TOPEKA — As a monumental trade deal President Donald Trump has labeled one of the worst works its way through renegotiation, Kansas’ two U.S. senators are pushing the administration to maintain the deal because of its benefits for Kansas farmers and ranchers.
Sens. Pat Roberts and Jerry Moran, Kansas Republicans, have urged the administration to remain in the North American Free Trade Agreement in a series of speeches, committee proceedings, press releases and conversations, which earned Roberts Trump’s label as, “our NAFTA guy.”
“I have had many personal conversations with the president — one at the Christmas party at the White House, probably not the best time to talk to the president,” Roberts said.
Moran, Roberts and farm advocacy groups have warned pulling out of NAFTA, as Trump has threatened, could have devastating effects on Kansas farmers, who last year exported more than $4 billion in agricultural goods worldwide. Kansas exported more than $3.6 million in overall goods and services to Canada and Mexico last year, according to the International Trade Administration.
NAFTA eliminated many tariffs on goods exported and imported from the three countries and is credited with a growth in international trade. Critics say it shifted jobs overseas.
Losing the tariff-free trade opportunities would mean U.S. exporters would have to compete to sell in markets they’ve dominated under NAFTA.
“By walking away, it strengthens our competitors so when the market does come back all of sudden, we have to compete with them,” said Ryan Flickner, senior director of the Kansas Farm Bureau.
Flickner said the Kansas Farm Bureau also had been advocating on NAFTA’s behalf, and the organization is in “lockstep” with Moran and Roberts’ concerns. Moran and Congressman Roger Marshall, a Republican in Kansas’ big First District, both spoke at the organization’s annual meeting last week about the importance of NAFTA, and members sent 1,000 emails to the U.S. Trade Representative Ambassador Robert Lighthizer, Commerce Secretary Wilbur Ross, Agriculture Secretary Sonny Perdue, the White House and Kansas’ congressional delegation.
Bureau president Richard Felts also has been involved with a new Farmers for Free Trade advocacy group, Flickner said.
Todd Domer, vice president of communications for the Kansas Livestock Association, said his organization had spoken with Roberts and Moran because NAFTA has implications for livestock and beef trade, too. He said NAFTA results in approximately $2 billion beef exports each year. His organization does support updating NAFTA’s terms.
“We want them to do that in a manner that protects the existing provisions that have supported beef and agricultural exports,” Domer said.

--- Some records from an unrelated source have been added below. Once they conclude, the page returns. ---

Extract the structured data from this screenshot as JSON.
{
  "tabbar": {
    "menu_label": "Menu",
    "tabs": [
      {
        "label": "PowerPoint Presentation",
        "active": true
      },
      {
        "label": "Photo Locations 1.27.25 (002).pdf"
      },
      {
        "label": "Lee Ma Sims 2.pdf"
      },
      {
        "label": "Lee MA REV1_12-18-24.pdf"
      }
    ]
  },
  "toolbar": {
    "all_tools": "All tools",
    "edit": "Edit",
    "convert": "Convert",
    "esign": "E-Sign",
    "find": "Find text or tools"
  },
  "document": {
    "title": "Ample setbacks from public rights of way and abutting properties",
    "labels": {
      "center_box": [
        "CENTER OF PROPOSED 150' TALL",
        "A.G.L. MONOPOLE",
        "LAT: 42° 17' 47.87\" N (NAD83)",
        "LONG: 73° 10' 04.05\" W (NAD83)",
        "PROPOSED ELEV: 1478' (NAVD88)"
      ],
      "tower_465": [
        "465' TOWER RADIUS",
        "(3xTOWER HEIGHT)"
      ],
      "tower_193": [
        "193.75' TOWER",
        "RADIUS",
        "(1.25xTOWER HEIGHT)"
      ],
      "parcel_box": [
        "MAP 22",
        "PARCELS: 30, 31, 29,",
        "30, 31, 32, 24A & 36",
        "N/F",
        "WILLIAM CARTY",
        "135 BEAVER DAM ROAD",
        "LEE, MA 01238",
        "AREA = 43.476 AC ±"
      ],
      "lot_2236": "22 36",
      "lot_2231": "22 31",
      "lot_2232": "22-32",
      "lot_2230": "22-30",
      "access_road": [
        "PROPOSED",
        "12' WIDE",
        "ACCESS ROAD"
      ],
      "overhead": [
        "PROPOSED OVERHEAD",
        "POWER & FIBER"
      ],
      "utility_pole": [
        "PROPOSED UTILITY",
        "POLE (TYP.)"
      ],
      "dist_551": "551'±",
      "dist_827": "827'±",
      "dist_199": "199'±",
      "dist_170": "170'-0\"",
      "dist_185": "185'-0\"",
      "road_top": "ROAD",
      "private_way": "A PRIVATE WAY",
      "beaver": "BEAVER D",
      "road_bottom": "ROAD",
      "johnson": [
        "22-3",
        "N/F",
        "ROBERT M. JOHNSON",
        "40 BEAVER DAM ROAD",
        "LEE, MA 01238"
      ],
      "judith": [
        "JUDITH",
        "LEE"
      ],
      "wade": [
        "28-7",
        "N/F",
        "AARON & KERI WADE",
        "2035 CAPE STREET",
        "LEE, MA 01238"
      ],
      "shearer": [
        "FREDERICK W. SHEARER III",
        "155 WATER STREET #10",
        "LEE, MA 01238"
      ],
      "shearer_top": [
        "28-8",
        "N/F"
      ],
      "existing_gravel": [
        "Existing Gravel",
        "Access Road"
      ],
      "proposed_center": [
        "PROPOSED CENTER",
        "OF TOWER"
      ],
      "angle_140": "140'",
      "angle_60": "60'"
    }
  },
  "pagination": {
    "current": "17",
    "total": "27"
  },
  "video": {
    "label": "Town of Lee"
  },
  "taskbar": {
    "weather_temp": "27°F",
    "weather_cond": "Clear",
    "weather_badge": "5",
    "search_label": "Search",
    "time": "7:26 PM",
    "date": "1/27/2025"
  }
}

Moran and Roberts said they had met with Ross on the importance of NAFTA. They both expressed concern the administration might leave NAFTA in order to force a better deal with Canada and Mexico.
“I’m very worried that this administration is going to terminate NAFTA,” Moran said, calling the strategy “very high-risk.”
Roberts also expressed concern about eliminating the three-country trade deal in favor of individual deals with countries.
“Can we improve it, sure? Should we try it, yes? But you don’t terminate something and then try to put it together again,” Roberts said. “That’s like Humpty Dumpty off of the wall.”
With farm commodity prices already low, losing markets would be a problem. Moran said he saw piles of grain on the ground outside an elevator in Kensington because demand has been low. Losing Mexico as a large purchaser of Kansas grain would be “particularly devastating,” he said.
“We have strong competition now. Secondly, that there is lots of grain available,” Moran said. “We need more markets, not less.”
Veronica Nigh, an economist for the American Farm Bureau, said losing export markets would mean a sharp decline in income for farmers, who already have struggled with low crop prices for several years.
“So farmers, I think, would find it really difficult to survive if prices fell again as the result of lost trade deals,” Nigh said.
Nigh said her organization had started to hear from exporters that their Mexican customers are concerned about the negotiations and starting to shop for non-American suppliers despite benefits from buying U.S. goods.
Moran said many of the states that would be affected by NAFTA withdrawal are ones that voted for Trump.
“They need to make certain that they wouldn’t be taken for granted,” Moran said.
Roberts called the fight for NAFTA a “paradox” because Trump won many small towns and rural areas during the 2016 presidential election.
“These are the folks that brought him home,” Roberts said.